What is the Gulf Stream?
The Gulf Stream is a small part of something called the 'thermohaline circulation' or 'meridional overturning circulation'. This is a large, global-scale ocean conveyor belt driven by differences in temperature and salt content – the water’s density.
Originating at the tip of Florida, the Gulf Stream is a warm and swift Atlantic Ocean current that follows the eastern coastline of the US and Canada before crossing the Atlantic Ocean towards Europe. It ensures that the climate of Western Europe is much warmer than it would otherwise be.
How does the Gulf Stream work?
As warm water flows from the equator to the poles it cools and some evaporation occurs, which increases the amount of salt. Low temperature and a high salt content means high density and the water sinks deep in the oceans. The cold, dense water also moves slowly. Eventually, it gets pulled back to the surface and warms in a process called “upwelling” and the circulation is complete.

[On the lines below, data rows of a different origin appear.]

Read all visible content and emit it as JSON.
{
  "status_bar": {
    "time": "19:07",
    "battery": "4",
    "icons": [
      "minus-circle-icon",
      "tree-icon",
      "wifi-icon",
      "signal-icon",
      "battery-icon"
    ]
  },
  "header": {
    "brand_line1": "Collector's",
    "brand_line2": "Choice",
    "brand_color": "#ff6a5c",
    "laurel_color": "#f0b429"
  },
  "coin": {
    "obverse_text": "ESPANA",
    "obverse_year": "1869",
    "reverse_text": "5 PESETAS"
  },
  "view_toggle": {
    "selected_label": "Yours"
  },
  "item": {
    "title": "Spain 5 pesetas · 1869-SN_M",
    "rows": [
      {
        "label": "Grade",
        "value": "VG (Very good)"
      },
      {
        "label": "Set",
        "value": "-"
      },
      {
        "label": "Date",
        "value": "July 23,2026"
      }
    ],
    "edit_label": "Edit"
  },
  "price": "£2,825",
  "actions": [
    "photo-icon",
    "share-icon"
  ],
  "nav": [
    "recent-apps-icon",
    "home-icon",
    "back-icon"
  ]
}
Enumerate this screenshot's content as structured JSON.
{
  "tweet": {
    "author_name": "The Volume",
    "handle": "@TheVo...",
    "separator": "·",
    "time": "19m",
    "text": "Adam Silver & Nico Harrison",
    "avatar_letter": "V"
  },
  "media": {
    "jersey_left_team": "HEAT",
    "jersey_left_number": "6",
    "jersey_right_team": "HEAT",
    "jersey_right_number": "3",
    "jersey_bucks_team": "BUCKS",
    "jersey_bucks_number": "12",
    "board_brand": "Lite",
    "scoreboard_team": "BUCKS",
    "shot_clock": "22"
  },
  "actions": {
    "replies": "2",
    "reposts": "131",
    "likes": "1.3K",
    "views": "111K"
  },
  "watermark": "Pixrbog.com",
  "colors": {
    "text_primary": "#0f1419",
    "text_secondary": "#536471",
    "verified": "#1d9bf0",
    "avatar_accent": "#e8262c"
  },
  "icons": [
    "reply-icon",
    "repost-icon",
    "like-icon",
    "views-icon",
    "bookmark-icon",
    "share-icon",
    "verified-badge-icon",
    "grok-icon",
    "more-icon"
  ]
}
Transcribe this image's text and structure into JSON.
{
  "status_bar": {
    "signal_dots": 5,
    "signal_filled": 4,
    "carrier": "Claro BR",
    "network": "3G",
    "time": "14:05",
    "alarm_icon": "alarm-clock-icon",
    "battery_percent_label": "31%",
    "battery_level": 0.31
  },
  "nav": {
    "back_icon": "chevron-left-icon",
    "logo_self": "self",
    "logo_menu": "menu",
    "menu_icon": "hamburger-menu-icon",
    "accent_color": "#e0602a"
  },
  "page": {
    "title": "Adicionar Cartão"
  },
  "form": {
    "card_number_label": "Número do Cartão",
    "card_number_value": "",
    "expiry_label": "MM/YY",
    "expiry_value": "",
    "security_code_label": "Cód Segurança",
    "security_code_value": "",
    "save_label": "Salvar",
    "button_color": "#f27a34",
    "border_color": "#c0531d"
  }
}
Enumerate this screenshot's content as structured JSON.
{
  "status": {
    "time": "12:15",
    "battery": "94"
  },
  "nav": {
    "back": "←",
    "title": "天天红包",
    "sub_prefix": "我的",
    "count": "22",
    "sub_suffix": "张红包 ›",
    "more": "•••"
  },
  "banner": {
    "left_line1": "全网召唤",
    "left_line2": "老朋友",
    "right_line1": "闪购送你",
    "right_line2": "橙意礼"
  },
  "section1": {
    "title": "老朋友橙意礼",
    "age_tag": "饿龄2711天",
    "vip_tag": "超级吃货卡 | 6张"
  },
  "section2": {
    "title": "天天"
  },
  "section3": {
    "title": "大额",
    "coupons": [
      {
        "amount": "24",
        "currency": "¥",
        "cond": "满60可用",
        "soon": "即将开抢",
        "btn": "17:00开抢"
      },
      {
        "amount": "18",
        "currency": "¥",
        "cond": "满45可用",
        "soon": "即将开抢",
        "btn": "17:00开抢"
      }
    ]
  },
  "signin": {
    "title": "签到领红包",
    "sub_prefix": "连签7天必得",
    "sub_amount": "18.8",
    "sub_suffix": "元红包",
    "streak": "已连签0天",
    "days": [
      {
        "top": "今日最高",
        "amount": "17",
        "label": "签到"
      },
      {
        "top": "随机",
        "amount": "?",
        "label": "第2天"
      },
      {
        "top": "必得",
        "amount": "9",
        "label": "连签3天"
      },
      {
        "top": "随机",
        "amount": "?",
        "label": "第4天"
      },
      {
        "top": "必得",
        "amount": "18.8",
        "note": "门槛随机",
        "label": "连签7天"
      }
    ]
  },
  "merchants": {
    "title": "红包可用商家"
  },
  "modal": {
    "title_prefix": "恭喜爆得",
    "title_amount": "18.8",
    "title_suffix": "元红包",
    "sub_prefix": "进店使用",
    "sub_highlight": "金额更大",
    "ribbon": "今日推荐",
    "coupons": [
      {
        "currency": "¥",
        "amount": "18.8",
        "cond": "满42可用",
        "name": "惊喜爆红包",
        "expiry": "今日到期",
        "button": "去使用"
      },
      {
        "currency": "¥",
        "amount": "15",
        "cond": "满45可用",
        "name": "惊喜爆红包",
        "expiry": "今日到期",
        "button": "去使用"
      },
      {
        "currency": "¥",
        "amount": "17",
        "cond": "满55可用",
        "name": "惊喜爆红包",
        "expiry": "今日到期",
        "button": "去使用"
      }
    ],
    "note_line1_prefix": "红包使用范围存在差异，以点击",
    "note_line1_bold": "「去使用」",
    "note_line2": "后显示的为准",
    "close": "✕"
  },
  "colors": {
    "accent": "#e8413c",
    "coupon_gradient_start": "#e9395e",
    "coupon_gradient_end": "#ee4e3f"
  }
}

This global process makes sure that the world’s oceans are continually mixed, and that heat and energy are distributed to all parts of the earth. This in turn contributes to the climate we experience today.